A Rush Of Blood To The Head triumphed in the poll which saw perennial favourites The Beatles score a highest placing of only number eight.
The top album was revealed yesterday by DJ Jo Whiley following a countdown of the favourites throughout the day. Every entry in the top ten hailed from Britain.
Jonny Buckland, the band’s lead guitarist said: “I feel thrilled. It’s kind of weird, it feels like such a long time ago.
“We’d done so much touring [when we recorded the album], we wanted a bit of a harder sounding album, I know it doesn’t sound particularly hard now, looking back.”
Coldplay’s winning album – featuring hits including Clocks, In My Place and The Scientist – was released in 2002 and topped the charts, going on to sell more than 2.8 million copies in the UK alone.
Runner-up Hopes And Fears by Keane, which like the Coldplay release is piano-heavy, was the most recent album in the top ten, dating from 2004. Duran Duran’s 1982 release Rio came third.

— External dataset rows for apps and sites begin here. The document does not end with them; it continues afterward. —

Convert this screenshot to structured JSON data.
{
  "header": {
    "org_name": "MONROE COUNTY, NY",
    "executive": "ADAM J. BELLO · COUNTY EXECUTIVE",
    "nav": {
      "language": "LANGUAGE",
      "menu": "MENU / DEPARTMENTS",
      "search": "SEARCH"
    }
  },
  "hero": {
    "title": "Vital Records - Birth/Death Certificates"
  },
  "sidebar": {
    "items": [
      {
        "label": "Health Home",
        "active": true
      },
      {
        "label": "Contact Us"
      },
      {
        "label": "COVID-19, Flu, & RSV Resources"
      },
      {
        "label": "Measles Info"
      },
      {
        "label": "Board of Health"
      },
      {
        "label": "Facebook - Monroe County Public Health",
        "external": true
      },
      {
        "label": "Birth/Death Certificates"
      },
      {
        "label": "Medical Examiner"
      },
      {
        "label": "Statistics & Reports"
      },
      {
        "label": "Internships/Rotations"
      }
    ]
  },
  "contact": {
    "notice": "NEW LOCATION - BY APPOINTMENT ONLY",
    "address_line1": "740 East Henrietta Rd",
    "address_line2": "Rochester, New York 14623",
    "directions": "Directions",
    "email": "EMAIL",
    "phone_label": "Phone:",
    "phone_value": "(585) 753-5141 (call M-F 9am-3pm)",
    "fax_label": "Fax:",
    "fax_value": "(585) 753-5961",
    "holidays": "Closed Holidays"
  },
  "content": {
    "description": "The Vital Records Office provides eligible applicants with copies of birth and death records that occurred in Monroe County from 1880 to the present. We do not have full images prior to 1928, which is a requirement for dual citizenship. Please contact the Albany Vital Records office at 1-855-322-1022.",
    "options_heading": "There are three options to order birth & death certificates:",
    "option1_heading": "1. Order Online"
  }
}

The poll was held to tie in with the recent BBC season The Golden Age of the Album.
Sgt Pepper’s Lonely Hearts Club Band by The Beatles, often viewed as one of the greatest and most influential albums ever made, took eighth spot.
A number of other classics figured highly in the list. Pink Floyd’s Dark Side Of The Moon, released 40 years ago, was fourth and Sticky Fingers by Glastonbury headliners The Rolling Stones took sixth place.
But Coldplay’s truimph proved controversial, with critics taking to Twitter to voice their dissatisfaction. Some even asked if it was an April Fool joke.
“I’m shocked that coldplay got radio 2’s best album award over oasis/the beatles”, [sic] tweeted one user, while another said: “Decades of popular music to choose from, and whose albums did Radio 2 listeners choose as the best? Coldplay and Keane.”
Listeners were invited in February to vote for their favourite album of all time. Radio 2 head of music Jeff Smith said: “Musicians such as Coldplay and Dido have struck a chord with listeners and are in good company in the top ten alongside legendary bands like the Rolling Stones and the Beatles, whose appeal remains undiminished after all these years.”
Despite selling more than 60 million records worldwide and winning eight Brit Awards and seven Grammies, Coldplay are often the subject of intense criticism over their brand of radio-friendly soft rock.
Influential critic Jon Pareles of the New York Times named Coldplay as “the most insufferable band of the decade” and U2 front man Bono launched a foul-mouthed tirade against singer Chris Martin during a live Radio 1 interview in 2009.
Last year, the band found an unlikely champion in the form of comedian Ricky Gervais, who acknowledged the group as “not the coolest in the world,” but lauded their worldwide appeal.